As employees sit at a computer, they call up the retailer's intranet web page to access the new training option. From the page's opening screen, students choose which area they will train in.
"Audio and visual multimedia components will enhance our associates' learning experience more than traditional classroom training through manuals," Arnold explained.

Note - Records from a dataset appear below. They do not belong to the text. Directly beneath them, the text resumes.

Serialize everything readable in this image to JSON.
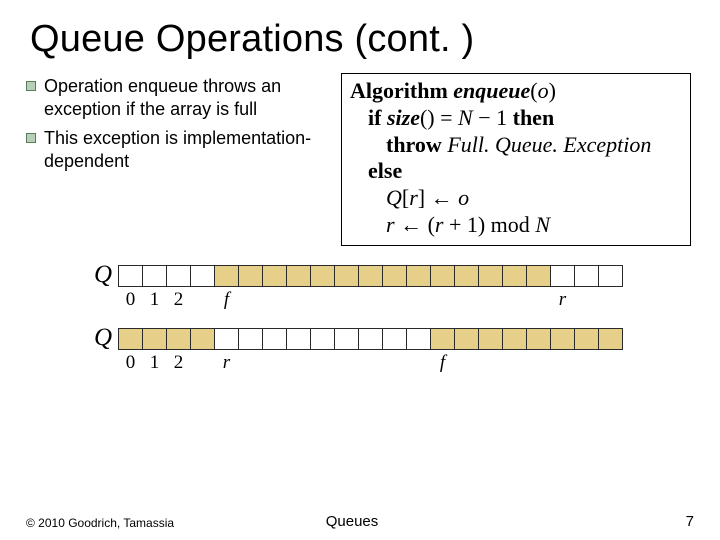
{
  "title": "Queue Operations (cont. )",
  "bullets": [
    "Operation enqueue throws an exception if the array is full",
    "This exception is implementation-dependent"
  ],
  "algo": {
    "l1_a": "Algorithm",
    "l1_b": "enqueue",
    "l1_c": "(",
    "l1_d": "o",
    "l1_e": ")",
    "l2_a": "if ",
    "l2_b": "size",
    "l2_c": "() = ",
    "l2_d": "N",
    "l2_e": " − 1 ",
    "l2_f": "then",
    "l3_a": "throw ",
    "l3_b": "Full. Queue. Exception",
    "l4": "else",
    "l5_a": "Q",
    "l5_b": "[",
    "l5_c": "r",
    "l5_d": "] ",
    "l5_e": "←",
    "l5_f": " o",
    "l6_a": "r",
    "l6_b": " ",
    "l6_c": "←",
    "l6_d": " (",
    "l6_e": "r",
    "l6_f": " + 1) mod ",
    "l6_g": "N"
  },
  "diagram": {
    "Q": "Q",
    "labels": {
      "i0": "0",
      "i1": "1",
      "i2": "2",
      "f": "f",
      "r": "r"
    }
  },
  "footer": {
    "copyright": "© 2010 Goodrich, Tamassia",
    "center": "Queues",
    "page": "7"
  }
}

The associate goes through the training module, and completes the session with a quiz on the displayed material.
"As associates click on answers with the mouse, the system explains which questions were missed and reviews those specific sections," he said.
The two-store retailer began beta testing of the training via the secured network more than two months ago, among both its management and current employees.
Dorothy Lane began pursuing automated training after researching more traditional computer-based training systems.
"Our human resources director showed us a catalog of different systems that were available," he said. "After seeing the exorbitant costs, we decided we could produce our own system in-house."
In addition to cost, customizing the modules was also a concern. "If we purchased a third-party module we would need additional training [sessions] in order to teach new hires our products and policies," he said. "It was not worth the investment."
According to Arnold, creating the training system in-house may lead to a quick return on investment. "We expect to get our money back within a year because we did the system ourselves and it took a reasonably short time to create it," Arnold said.
Besides a quick payback, the retailer also hopes to reap benefits from the system soon.
"Within three to six months we want our new hires to be fully trained via the automated system, using as little human intervention as possible," he said. "The system leads to better [employee] retention of information than a handbook, which in turn gives us a better employee."